“If the apps that are running on Android (Google’s software) are the same ones running on iOS (Apple’s mobile operating system,) you need the devices to portray your product differentiation,” Jakhanwal said. “The display is the first thing that comes into contact with the user.”
Returns on investment
Cymer won’t reveal its customers. But it will say that one TCZ system is installed in a pilot production line in South Korea. The second is in a research and development lab at a display maker. It has received orders for two more TCZ machines for delivery this year, with options for two additional machines in 2012.
“You’re now getting volume production orders, so from that standpoint it has found its niche,’ said Patrick Ho, an analyst with Stifel Nicolaus in Dallas. “Companies are always trying to find new revenue and earning growth. Not all of them are going to be home runs. I know Cymer is not telling Wall Street that this is a home run. It’s a single. But it’s finally starting to get some returns after five or six years of investment.”
Ho expects TCZ sales will amount to something less than 10 percent of Cymer’s total revenue in the next couple of years.
A tricky technical hurdle in making OLED and advanced LCD screens involves melting the silicon layer on the back of the glass without overheating the glass. If the glass gets too hot, it can warp into the shape of a potato chip, making it useless.
TCZ has developed a way to heat the silicon without raising the temperature of the glass significantly, said Knowles, the general manager of TCZ. The process involves using a Xenon-Fluoride laser.
Cymer claims its expertise in building lasers for semiconductor production has enabled it to make TCZ machines that are durable and highly reliable in the production line.
Knowles added that the cost per screen for manufacturers is 20 percent to 30 percent less using a TCZ laser than existing laser systems. Moreover, TCZ can perform the most advanced poly-crystalline process, thereby creating the smoothest silicon surface and best electrical properties.
Its competitors have yet to reach this level of smoothness with their technology, said Knowles.
But convincing display makers to adopt new technology remains a long process.
“Display makers are like surgeons. If something works, don’t screw it up, at least on the production side of the house,” said Knowles. “So they tend to be a little conservative.”
But Cymer hopes as more TCZ machines are used in manufacturing advanced, high-resolution LCD screens, their value will be proven and they’ll migrate over the OLED production as it becomes more popular and manufacturing techniques are more refined.
“The transition from advanced LCD to OLED is a small step,” said Knowles.
2005: San Diego-based Cymer joins with Carl Zeiss called TCZ, or Team Cymer Zeiss, for a joint venture to improve low-temperature poly-silicon processes for the flat panel display manufacturing. Cymer owns 60 percent of the joint venture, while Zeiss holds 40 percent.
2006: TCZ gets its first patent on the process for using a thin-beam, low-temperature laser to crystallize silicon as part of flat panel display making.
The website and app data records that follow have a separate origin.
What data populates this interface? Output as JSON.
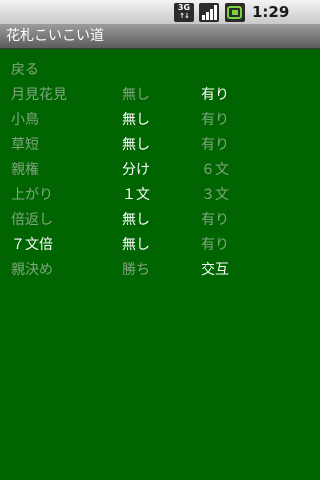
{
  "status_bar": {
    "network": "3G",
    "time": "1:29 PM"
  },
  "title_bar": {
    "title": "花札こいこい道"
  },
  "menu": {
    "back_label": "戻る",
    "rules": [
      {
        "label": "月見花見",
        "opt1": "無し",
        "opt2": "有り",
        "selected": 2
      },
      {
        "label": "小鳥",
        "opt1": "無し",
        "opt2": "有り",
        "selected": 1
      },
      {
        "label": "草短",
        "opt1": "無し",
        "opt2": "有り",
        "selected": 1
      },
      {
        "label": "親権",
        "opt1": "分け",
        "opt2": "６文",
        "selected": 1
      },
      {
        "label": "上がり",
        "opt1": "１文",
        "opt2": "３文",
        "selected": 1
      },
      {
        "label": "倍返し",
        "opt1": "無し",
        "opt2": "有り",
        "selected": 1
      },
      {
        "label": "７文倍",
        "opt1": "無し",
        "opt2": "有り",
        "selected": 1,
        "label_selected": true
      },
      {
        "label": "親決め",
        "opt1": "勝ち",
        "opt2": "交互",
        "selected": 2
      }
    ]
  },
  "colors": {
    "background": "#006400",
    "dim_text": "#7fa67f",
    "selected_text": "#ffffff"
  }
}
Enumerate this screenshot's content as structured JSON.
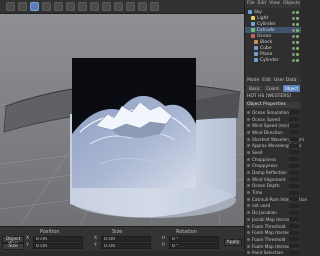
{
  "colors": {
    "accent": "#5a7fb5",
    "selection": "#41546e",
    "ocean": "#b3c0d6"
  },
  "object_manager": {
    "menu": [
      "File",
      "Edit",
      "View",
      "Objects"
    ],
    "items": [
      {
        "label": "Sky",
        "icon_color": "#6fa0d8"
      },
      {
        "label": "Light",
        "icon_color": "#e0d060"
      },
      {
        "label": "Cylinder",
        "icon_color": "#70a0d0"
      },
      {
        "label": "Extrude",
        "icon_color": "#70c070",
        "selected": true
      },
      {
        "label": "Ocean",
        "icon_color": "#d06060"
      },
      {
        "label": "Block",
        "icon_color": "#d09050"
      },
      {
        "label": "Cube",
        "icon_color": "#70a0d0"
      },
      {
        "label": "Plane",
        "icon_color": "#70a0d0"
      },
      {
        "label": "Cylinder",
        "icon_color": "#70a0d0"
      }
    ]
  },
  "attributes": {
    "menu": [
      "Mode",
      "Edit",
      "User Data"
    ],
    "tabs": [
      "Basic",
      "Coord.",
      "Object"
    ],
    "object_label": "HOT HS [WESTERS]",
    "properties_title": "Object Properties",
    "properties": [
      "Ocean Simulation",
      "Ocean Speed",
      "Wind Speed (m/s)",
      "Wind Direction",
      "Shortest Wavelength (m)",
      "Approx Wavelength (m)",
      "Seed",
      "Choppiness",
      "Choppyness",
      "Damp Reflection",
      "Wind Alignment",
      "Ocean Depth",
      "Time",
      "Catmull-Rom Interpolation",
      "not used",
      "Do Jacobian",
      "Jacobi Map (terrasse)",
      "Foam Threshold",
      "Foam Map (terrasse)",
      "Foam Threshold",
      "Foam Map (terrasse)",
      "Point Selection"
    ]
  },
  "coordinates": {
    "headers": [
      "Position",
      "Size",
      "Rotation"
    ],
    "rows": [
      {
        "axis": "X",
        "position": "0 cm",
        "size": "0 cm",
        "rotation_label": "H",
        "rotation": "0 °"
      },
      {
        "axis": "Y",
        "position": "0 cm",
        "size": "0 cm",
        "rotation_label": "P",
        "rotation": "0 °"
      }
    ],
    "buttons": [
      "Object (Rel)",
      "Size",
      "Apply"
    ]
  }
}
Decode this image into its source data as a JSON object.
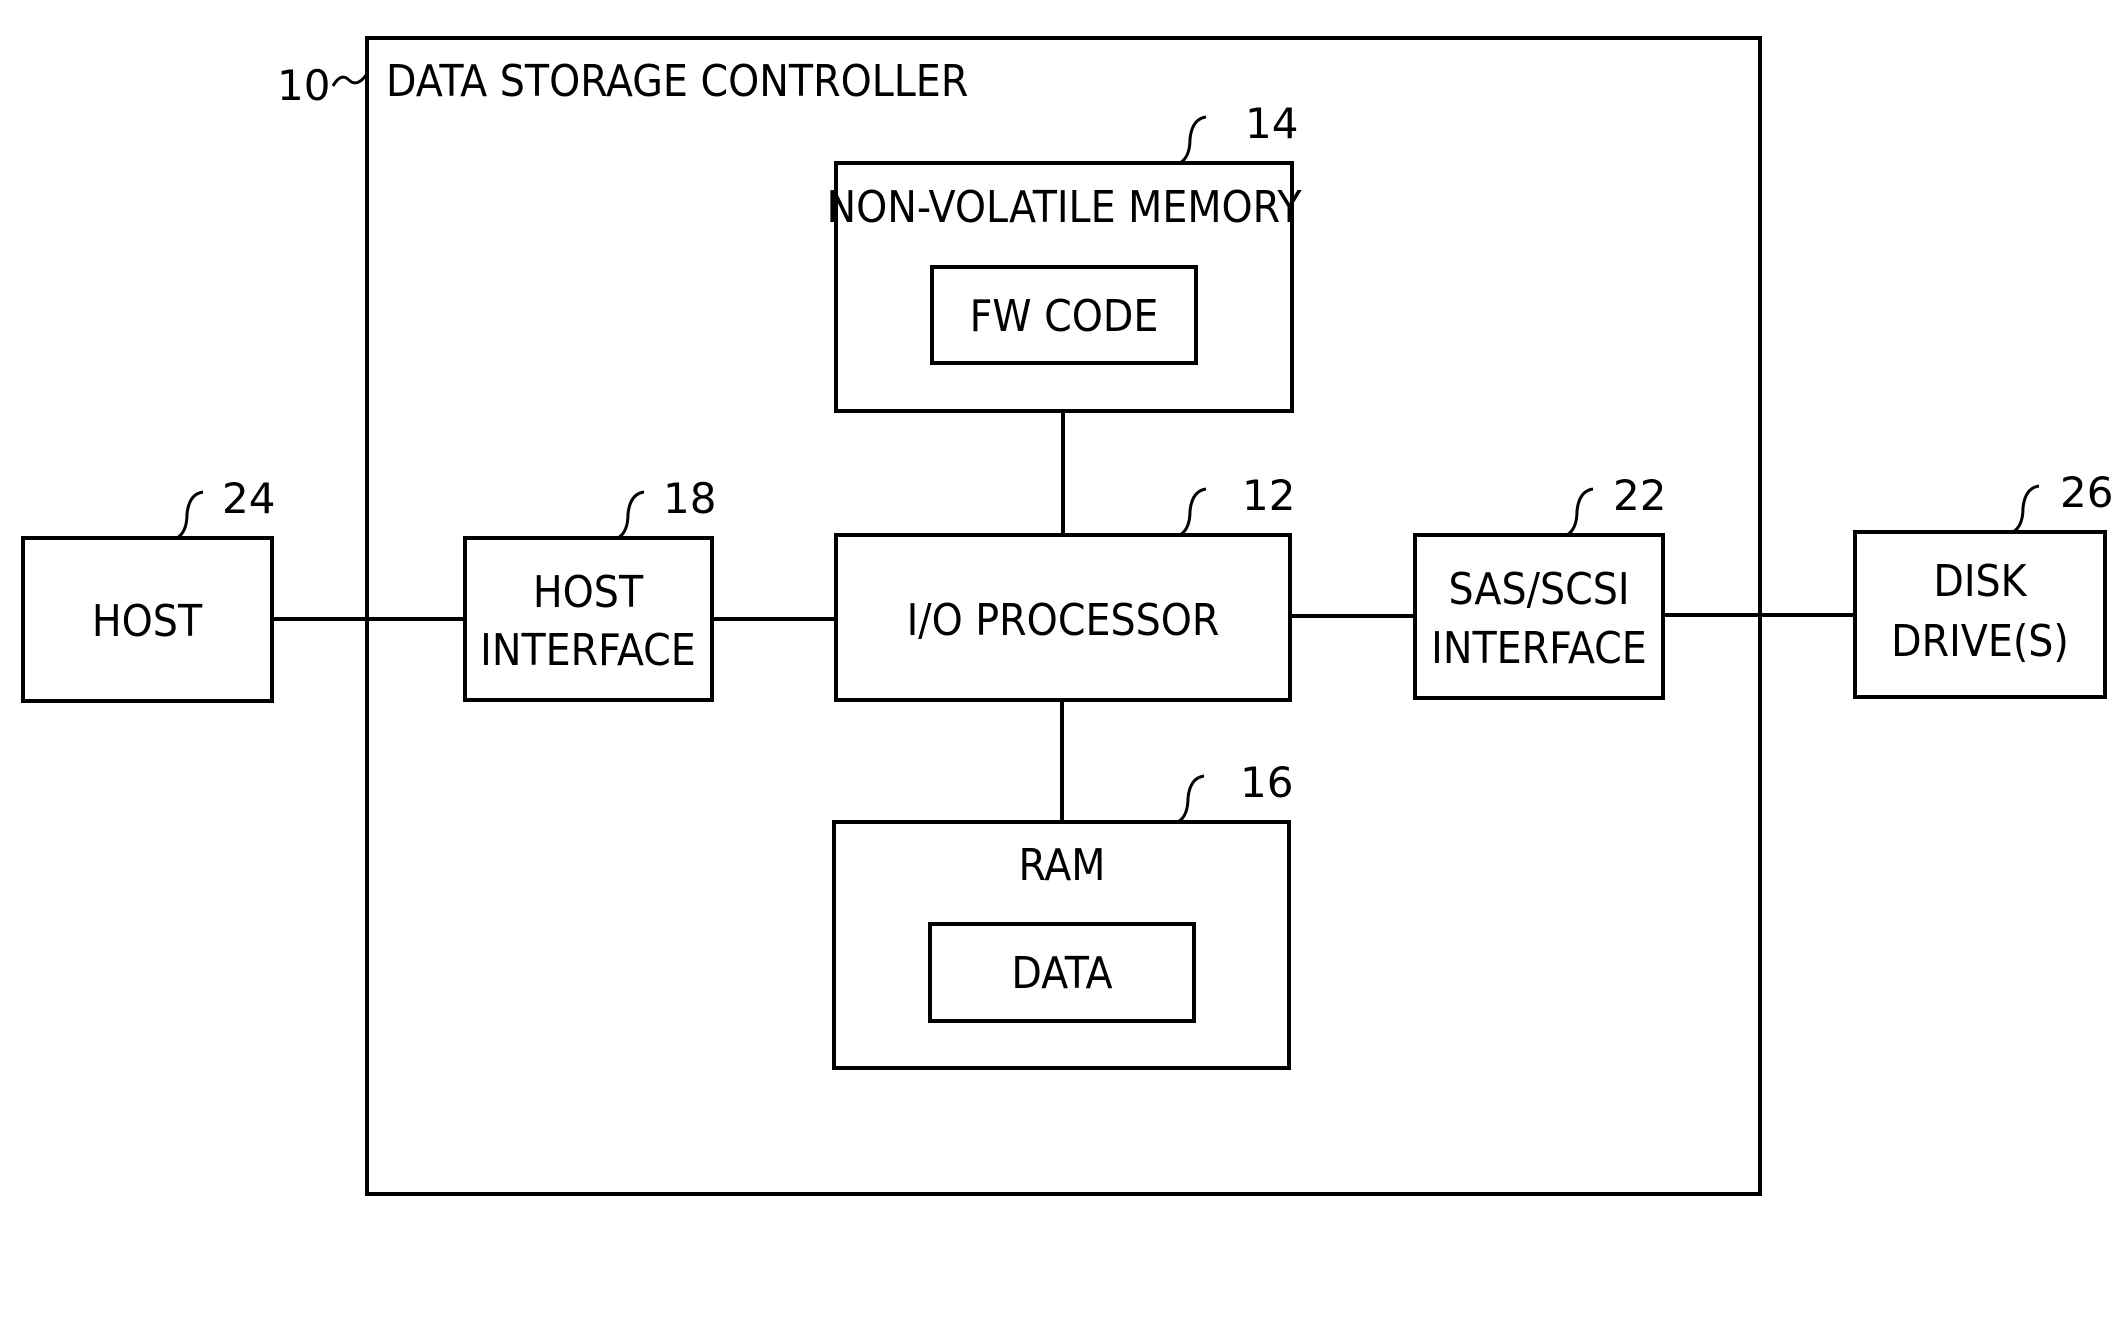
{
  "controller": {
    "ref": "10",
    "label": "DATA STORAGE CONTROLLER"
  },
  "blocks": {
    "nvm": {
      "ref": "14",
      "label": "NON-VOLATILE MEMORY",
      "inner": "FW CODE"
    },
    "io": {
      "ref": "12",
      "label": "I/O PROCESSOR"
    },
    "ram": {
      "ref": "16",
      "label": "RAM",
      "inner": "DATA"
    },
    "host": {
      "ref": "24",
      "label": "HOST"
    },
    "host_if": {
      "ref": "18",
      "line1": "HOST",
      "line2": "INTERFACE"
    },
    "sas": {
      "ref": "22",
      "line1": "SAS/SCSI",
      "line2": "INTERFACE"
    },
    "disk": {
      "ref": "26",
      "line1": "DISK",
      "line2": "DRIVE(S)"
    }
  }
}
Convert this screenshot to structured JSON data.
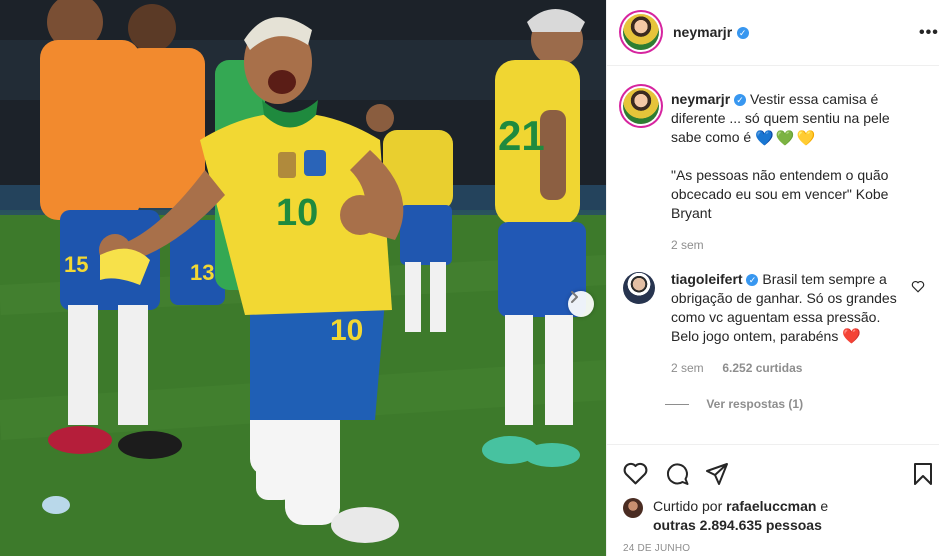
{
  "post": {
    "photo": {
      "jersey_number": "10",
      "shorts_number": "10",
      "player_number_13": "13",
      "player_number_15": "15",
      "player_number_21": "21"
    },
    "header": {
      "username": "neymarjr",
      "verified_glyph": "✓",
      "more_icon": "more-options-icon"
    },
    "caption": {
      "username": "neymarjr",
      "text": "Vestir essa camisa é diferente ... só quem sentiu na pele sabe como é",
      "hearts": [
        "💙",
        "💚",
        "💛"
      ],
      "quote": "\"As pessoas não entendem o quão obcecado eu sou em vencer\" Kobe Bryant",
      "time": "2 sem"
    },
    "comment": {
      "username": "tiagoleifert",
      "text": "Brasil tem sempre a obrigação de ganhar. Só os grandes como vc aguentam essa pressão. Belo jogo ontem, parabéns",
      "heart": "❤️",
      "time": "2 sem",
      "likes": "6.252 curtidas",
      "view_replies": "Ver respostas (1)"
    },
    "liked_by": {
      "prefix": "Curtido por",
      "user": "rafaeluccman",
      "conjunction": "e",
      "others": "outras 2.894.635 pessoas"
    },
    "date": "24 DE JUNHO",
    "colors": {
      "verified_blue": "#3897f0",
      "secondary_text": "#8e8e8e",
      "jersey_yellow": "#f2d833",
      "shorts_blue": "#1f5fb5",
      "pitch_green": "#3f7a2c"
    }
  }
}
2006: TCZ moves its global headquarters to Singapore so it can be close to flat panel display manufacturers in Korea, Japan, Taiwan, China and other technology centers in Asia, where most flat panel display production occurs.
2007: David Knowles, a longtime Cymer employee with a doctorate, is appointed to lead TCZ.
2009: TCZ receives its first order from a large Korean display maker for a production system, which uses patented laser crystallization technology.
2010: Cymer buys out Carl Zeiss interest in the joint venture. Zeiss is still a key supplier of the optics used to stretch the laser so its beam more efficiently passes over flat panel displays. A second TCZ system is installed at a display maker.
2011: Cymer announces TCZ has orders for two more TCZ systems for delivery this year with an option for two additional systems in 2012. The purchasers are not disclosed.